Rwanda recently deployed five state-of-the-art humanoid robots to aid in its efforts against the coronavirus.

According to The Telegraph, the robots, named Mwiza, Ikizere, Akazuba, Urumuri and Ngabo, were unveiled at a public ceremony in May 2020.

They were reportedly designed to limit the exposure healthcare workers get to virus cases, according to Rwandan Minister of Health Dr Daniel Ngamije. Officials said that the robots could deliver food and medication and screen the temperatures of 50 to 150 people per minute.

They are also able to screen people to see if they are wearing masks or not. If not, they can warn people they need to wear one.

State-of-the-art humanoid robots deployed in Rwanda

It's said that the robots were developed by Zora Bots, a Belgium company and are the result of joint efforts by the Rwandan Ministry of ICT and Innovation and the United Nations Development Programme (UNDP). 

"The infectious nature of COVID-19 calls for technological innovations to tackle the pandemic. This is why Rwanda has introduced robots and drones among other high-tech initiatives to enhance efficiency in the fight," ICT and Innovation Minister Paula Ingabire said.

UNDP representative Stephen Rodriques said the project marks the "beginning of a great collaboration […] that's part of a broader partnership" with the East African country. 

While it will reportedly take staff at the ministry of health about a month to be trained how to operate them, they are looking at more robots to aid in the fight against the pandemic.

"We need additional robots for other duties like disinfection in public space, and we are working to get them," Ngamije said during the launch. 

Recent statistics

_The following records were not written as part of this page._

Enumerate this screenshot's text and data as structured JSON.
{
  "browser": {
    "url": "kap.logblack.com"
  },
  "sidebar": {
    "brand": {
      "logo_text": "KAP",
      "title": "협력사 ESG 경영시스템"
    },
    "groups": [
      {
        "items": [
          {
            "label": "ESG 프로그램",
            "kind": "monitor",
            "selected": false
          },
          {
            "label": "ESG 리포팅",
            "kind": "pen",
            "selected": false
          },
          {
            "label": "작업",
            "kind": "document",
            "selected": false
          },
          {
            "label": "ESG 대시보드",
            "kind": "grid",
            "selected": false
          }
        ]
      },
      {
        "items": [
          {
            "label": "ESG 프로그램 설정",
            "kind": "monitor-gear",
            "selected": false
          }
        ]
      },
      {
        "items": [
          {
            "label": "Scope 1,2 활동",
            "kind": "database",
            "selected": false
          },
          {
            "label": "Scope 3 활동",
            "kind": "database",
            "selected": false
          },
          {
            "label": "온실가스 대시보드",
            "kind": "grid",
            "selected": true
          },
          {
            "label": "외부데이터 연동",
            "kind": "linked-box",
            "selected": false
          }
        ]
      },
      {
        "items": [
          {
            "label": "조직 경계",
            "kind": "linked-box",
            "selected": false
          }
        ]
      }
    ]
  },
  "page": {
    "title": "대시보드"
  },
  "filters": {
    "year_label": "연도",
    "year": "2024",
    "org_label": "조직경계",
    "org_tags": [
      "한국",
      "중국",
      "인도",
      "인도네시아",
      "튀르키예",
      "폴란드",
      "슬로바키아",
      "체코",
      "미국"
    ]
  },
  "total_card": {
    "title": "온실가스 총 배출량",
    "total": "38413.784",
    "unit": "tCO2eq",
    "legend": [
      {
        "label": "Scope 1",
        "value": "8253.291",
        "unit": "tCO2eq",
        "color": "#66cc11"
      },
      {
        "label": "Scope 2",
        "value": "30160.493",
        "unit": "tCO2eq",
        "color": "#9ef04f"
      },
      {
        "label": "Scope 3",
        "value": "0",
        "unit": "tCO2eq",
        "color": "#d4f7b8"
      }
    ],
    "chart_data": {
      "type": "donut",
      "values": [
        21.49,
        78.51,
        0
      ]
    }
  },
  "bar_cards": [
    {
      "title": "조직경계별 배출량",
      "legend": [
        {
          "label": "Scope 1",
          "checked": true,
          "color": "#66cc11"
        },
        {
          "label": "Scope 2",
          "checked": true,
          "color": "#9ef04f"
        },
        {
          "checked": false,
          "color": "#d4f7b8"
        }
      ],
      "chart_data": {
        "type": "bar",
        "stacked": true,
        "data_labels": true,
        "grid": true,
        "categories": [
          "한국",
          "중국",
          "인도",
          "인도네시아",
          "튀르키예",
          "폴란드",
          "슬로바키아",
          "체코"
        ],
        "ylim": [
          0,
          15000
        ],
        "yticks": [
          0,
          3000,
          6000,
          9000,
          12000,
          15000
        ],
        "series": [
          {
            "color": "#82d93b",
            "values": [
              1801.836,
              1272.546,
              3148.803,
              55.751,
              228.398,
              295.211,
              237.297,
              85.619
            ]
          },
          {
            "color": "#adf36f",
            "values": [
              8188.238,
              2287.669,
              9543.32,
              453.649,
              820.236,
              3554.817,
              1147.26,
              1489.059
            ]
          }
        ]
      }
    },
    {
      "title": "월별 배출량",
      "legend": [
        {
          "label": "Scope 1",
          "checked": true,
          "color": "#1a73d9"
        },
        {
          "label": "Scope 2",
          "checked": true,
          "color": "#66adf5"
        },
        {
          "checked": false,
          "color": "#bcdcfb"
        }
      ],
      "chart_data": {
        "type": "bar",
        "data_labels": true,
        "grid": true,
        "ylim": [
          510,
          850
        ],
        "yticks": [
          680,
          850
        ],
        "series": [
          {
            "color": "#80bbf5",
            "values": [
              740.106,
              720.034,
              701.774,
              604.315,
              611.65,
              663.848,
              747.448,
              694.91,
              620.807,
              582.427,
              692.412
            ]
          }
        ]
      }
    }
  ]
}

Rwanda, a major innovation and technology hub in Africa, has recorded 308 coronavirus cases so far, with zero deaths and 209 recoveries, according to official figures. To date, more than 52 300 tests have been carried out in the country of over 12 million.